CSPI Urges USDA to Determine if U.S. Beef is Tainted With the Hormone DES
U.S. Sold Beef with Cancer-Causing Hormone to Swiss
WASHINGTON - This week the Center for Science in the Public Interest (CSPI) urged the United States Department of Agriculture (USDA) to determine whether beef consumed in the United States is contaminated with a known human carcinogen, diethylstilbestrol (DES). CSPI recently learned from the Swiss government that beef from two U.S. exporters — the National Beef Packing Company of Liberal, Kansas and the Bruss Company of Chicago, Illinois — was banned in Switzerland because samples contained residues of DES or another hormone melengestrol. The use of DES is prohibited in food-producing animals in both Switzerland and the United States. Melengestrol is permitted in the U.S. but banned in Switzerland.
In a letter sent January 31, 2000, to Agriculture Secretary Dan Glickman, CSPI urged the USDA to determine how DES got into beef exported to Switzerland and asked that the results of the investigation be turned over to the Department of Justice for possible criminal prosecution. CSPI also asked that testing resume for all other illegal drugs that might be administered to livestock, and that USDA implement a “trace back” system that could identify the farm or feedlot where an animal was raised. Today, the Wall Street Journal reported that the USDA is conducting an investigation to trace the contaminated beef sold to the Swiss from exporter to slaughterhouse to cattle feeder.

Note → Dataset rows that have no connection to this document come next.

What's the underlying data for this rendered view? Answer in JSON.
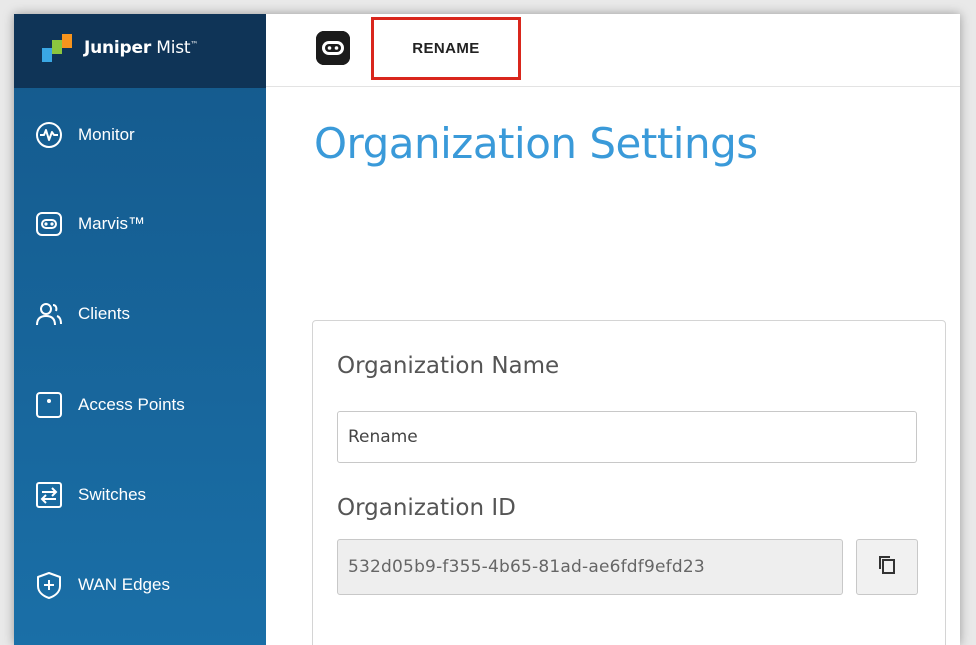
{
  "brand": {
    "name_bold": "Juniper",
    "name_light": "Mist",
    "trademark": "™"
  },
  "sidebar": {
    "items": [
      {
        "label": "Monitor",
        "icon": "monitor-pulse-icon"
      },
      {
        "label": "Marvis™",
        "icon": "marvis-icon"
      },
      {
        "label": "Clients",
        "icon": "clients-icon"
      },
      {
        "label": "Access Points",
        "icon": "access-point-icon"
      },
      {
        "label": "Switches",
        "icon": "switch-icon"
      },
      {
        "label": "WAN Edges",
        "icon": "wan-edge-icon"
      }
    ]
  },
  "header": {
    "org_name": "RENAME",
    "org_avatar_icon": "marvis-robot-icon"
  },
  "main": {
    "title": "Organization Settings",
    "org_name_label": "Organization Name",
    "org_name_value": "Rename",
    "org_id_label": "Organization ID",
    "org_id_value": "532d05b9-f355-4b65-81ad-ae6fdf9efd23",
    "copy_icon": "copy-icon"
  },
  "colors": {
    "accent": "#3a9ad9",
    "sidebar": "#14598c",
    "brand_bar": "#0f3457",
    "highlight": "#d9261c"
  }
}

“The discovery by the Swiss government of an illegal cancer-causing hormone in two of 26 samples of U.S. beef is distressing,” said Michael F. Jacobson, executive director of CSPI. “Similar contamination could be present in beef consumed by Americans. U.S. consumers need immediate assurance that the beef they consume does not contain that drug.”
As early as 1954, DES was used by U.S. farmers as a growth promoter in cattle and sheep. In 1979 the Food and Drug Administration (FDA) revoked approval for the use of DES in food-producing animals because it was found to cause cervical cancer in female children of women who consumed it. At that time, the FDA was unable to determine any safe level of DES for human consumption.
On July 13, 1999, the Swiss Offices of Veterinary Medicine and of Public Health jointly announced that they had informed the U.S. government that DES had been detected in two samples of imported U.S. beef. The USDA's Food Safety and Inspection Service (FSIS) has not tested beef for DES since 1991. But because of the ongoing controversy over hormone use in U.S. cattle and because of the Swiss discovery of DES in U.S. beef, the U.S. Agriculture Secretary recently informed European Union (EU) officials that the FSIS plans to begin testing for DES in the spring of 2000.
“The USDA recently established a ‘trace back’ system for testing beef exported to the EU. Americans deserve the same protection," said Jacobson. "USDA should develop a trace back system for all meat.”
“The food industry likes to claim that our food supply is the safest in the world,” stated Bruce Silverglade, CSPI's director of legal affairs. “The use of an illegal cancer-causing drug and USDA's failure to uncover it demonstrates why that mantra is nonsense. It's sad that we have had to rely on health officials from another country to discover the problem.”
Contact Jeff Cronin (jcronin[at]cspinet.org) or Ariana Stone (astone[at]cspinet.org).